Although not properly cited, plaintiffs appear to complain of a violation of 20 U.S.C. § 1232g(b)(2), which prohibits educational institutions receiving federal funds from having policies of releasing educational information unless, inter alia, such information is furnished in compliance with a lawfully issued subpoena, and the parents are made aware of the subpoena prior to disclosure. Plaintiffs claim that the subpoenaing of Aaron's siblings' educational records by DSS, the case workers and defendant Rosenthal, without the consent of Ellen Storck, violated plaintiffs' rights under FERPA.

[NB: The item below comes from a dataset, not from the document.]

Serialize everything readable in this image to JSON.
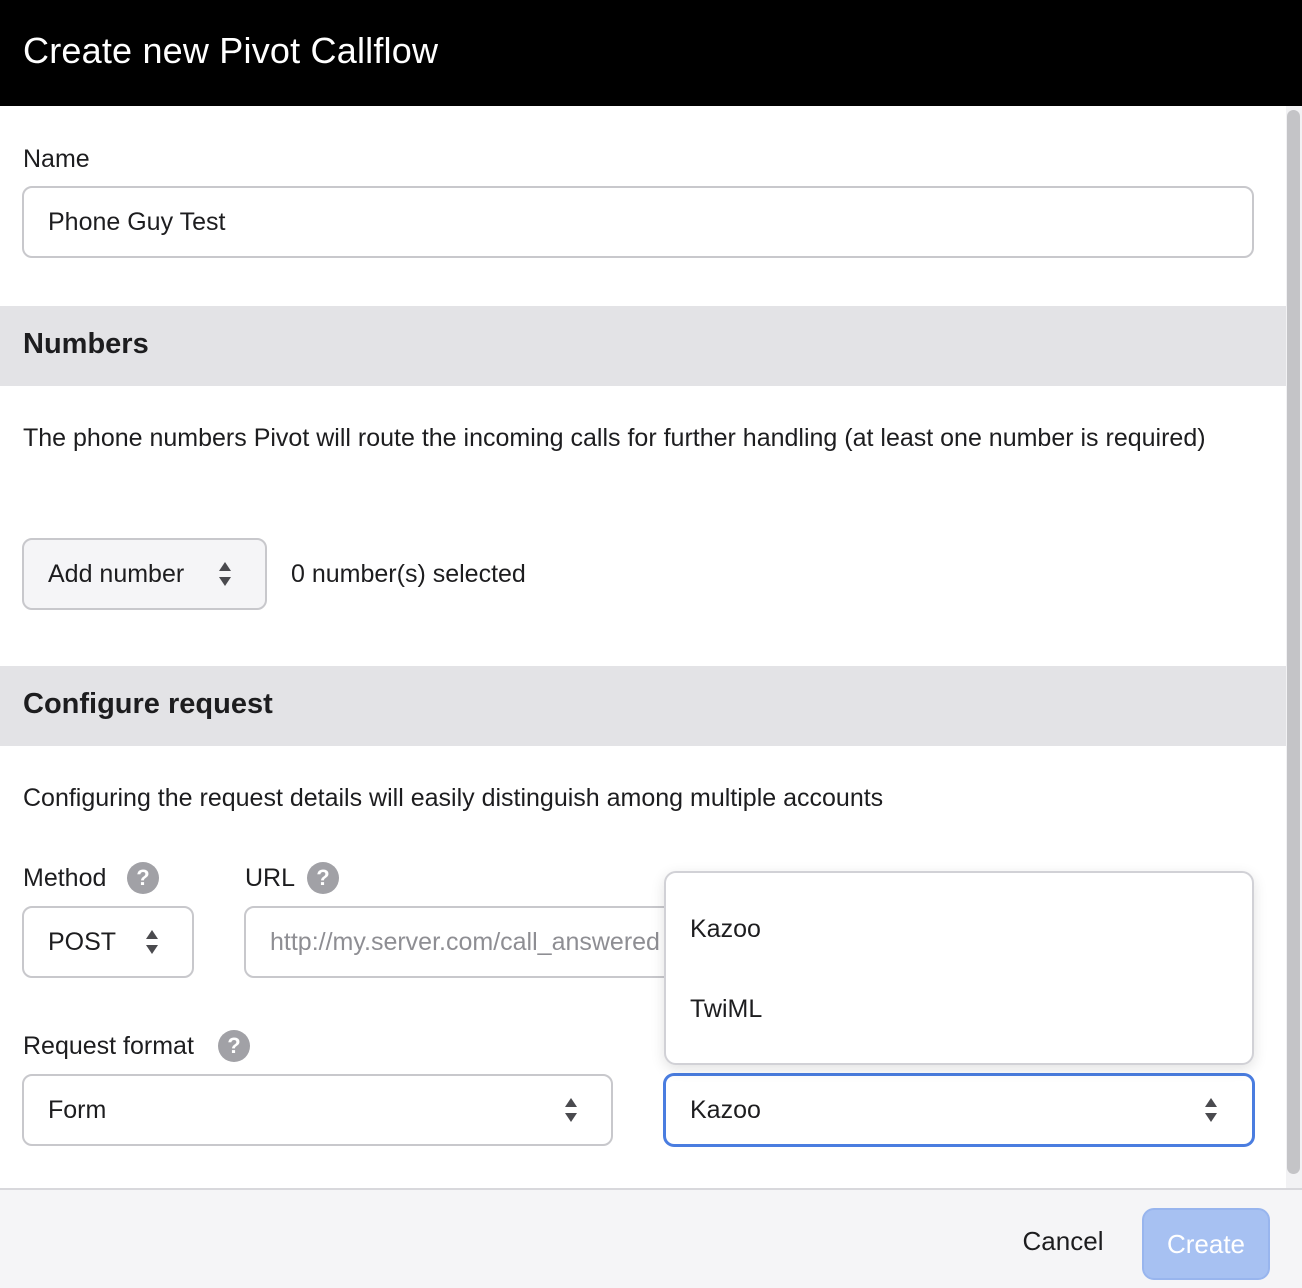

At the outset, the court notes that there is no private right of action created by FERPA. Fay v. South Colonie Central School District, 802 F.2d 21, 33 (2d Cir. 1986). However, FERPA has been held to create an interest that may be vindicated in the context of a Section 1983 cause of action. Id.

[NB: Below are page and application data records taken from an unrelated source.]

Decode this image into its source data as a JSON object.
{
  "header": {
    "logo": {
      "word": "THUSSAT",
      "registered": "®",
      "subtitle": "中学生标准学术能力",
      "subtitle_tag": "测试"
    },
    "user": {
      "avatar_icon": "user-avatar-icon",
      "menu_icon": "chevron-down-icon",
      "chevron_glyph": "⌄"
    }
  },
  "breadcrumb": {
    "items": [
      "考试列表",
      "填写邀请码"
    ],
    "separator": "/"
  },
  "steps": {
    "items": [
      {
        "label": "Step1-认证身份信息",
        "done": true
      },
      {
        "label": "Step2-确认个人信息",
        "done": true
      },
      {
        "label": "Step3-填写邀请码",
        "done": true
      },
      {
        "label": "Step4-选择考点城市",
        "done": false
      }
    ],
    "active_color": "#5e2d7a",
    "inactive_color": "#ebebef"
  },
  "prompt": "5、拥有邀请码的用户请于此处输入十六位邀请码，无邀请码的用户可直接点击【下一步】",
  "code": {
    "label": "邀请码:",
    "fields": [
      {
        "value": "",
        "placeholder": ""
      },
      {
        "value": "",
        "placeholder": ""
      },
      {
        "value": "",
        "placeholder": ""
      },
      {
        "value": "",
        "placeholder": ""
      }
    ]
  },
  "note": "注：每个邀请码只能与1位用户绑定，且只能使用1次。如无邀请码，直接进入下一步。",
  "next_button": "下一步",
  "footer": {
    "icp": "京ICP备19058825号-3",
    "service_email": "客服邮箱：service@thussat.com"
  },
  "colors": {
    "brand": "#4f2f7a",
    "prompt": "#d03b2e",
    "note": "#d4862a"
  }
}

The facts surrounding plaintiffs' Section 1983 FERPA claim are unclear at this stage of the proceedings. The court raises, but does not decide, the issue as to whether Ellen Storck retained any rights under FERPA after Aaron was removed from her custody and his siblings were placed under the supervision of DSS. Nor does the court decide the issue of the propriety of any subpoenas issued for school records. The principles of qualified immunity, as referred to above, apply to any cause of action based upon a FERPA violation and the record is not sufficiently developed to decide whether immunity applies. For these reasons, the court denies any motion to dismiss plaintiffs' seventh cause of action at this time, but instead, will await factual development of this cause of action at trial.
For the foregoing reasons, the court dismisses all claims against the defendant doctors (the fifth and sixth causes of action) pursuant to the Rooker-Feldman doctrine and on the grounds of common law witness immunity and immunity under the New York State Child Protective Services Act. The court further dismisses the claims against these defendants on the ground that they are not state actors and there are insufficient allegations of a civil rights conspiracy.

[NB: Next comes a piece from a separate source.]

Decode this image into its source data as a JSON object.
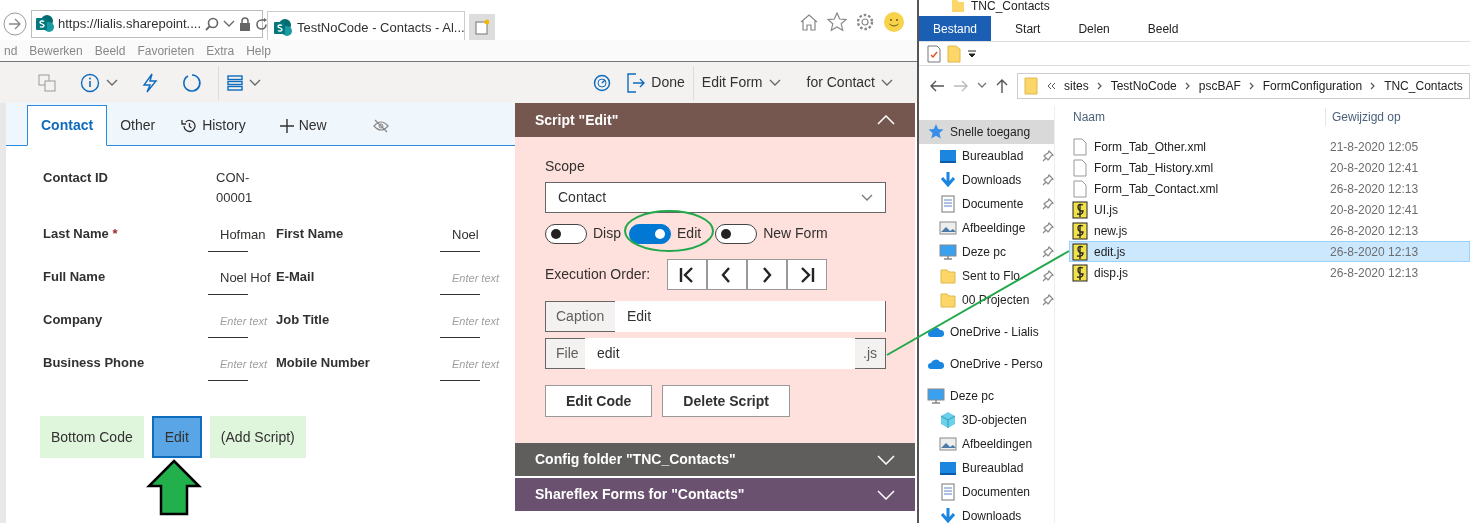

The court dismisses all claims against the law guardians (the fourth cause of action) on the ground that they are not state actors and plaintiffs have not sufficiently pled the existence of any civil rights conspiracy.
The claims against defendant Rosenthal set forth in paragraphs 112, 115 and 116 of the third cause of action in the amended complaint are dismissed on the ground of absolute prosecutorial immunity.
The claims against defendants Misshula and Peabody set forth in paragraph 108 of the second cause of action in the amended complaint is dismissed.
The court denies the motion to dismiss the seventh cause of action.
The court notes that the first cause of action, raising the unconstitutionality of Section 1072 of the Family Court Act has not been the subject of a dismissal motion. This issue is amenable to such a motion that is best disposed of prior to trial.
The parties will proceed to trial on the seventh and remaining portions of the second and third causes of action. The defendants remaining in this litigation are defendants DSS, Misshula, Peabody and Rosenthal.
This Memorandum and Order disposes of all outstanding motions to dismiss. The court anticipates that this case will shortly be trial ready. Upon receipt of this memorandum and order, the parties are to contact the court to schedule a status and pretrial conference. At that time, if plaintiff's express the desire to pursue the first cause of action, the court will establish a briefing schedule with respect to an appropriate motion to dismiss. The court will also set a date for trial of this matter.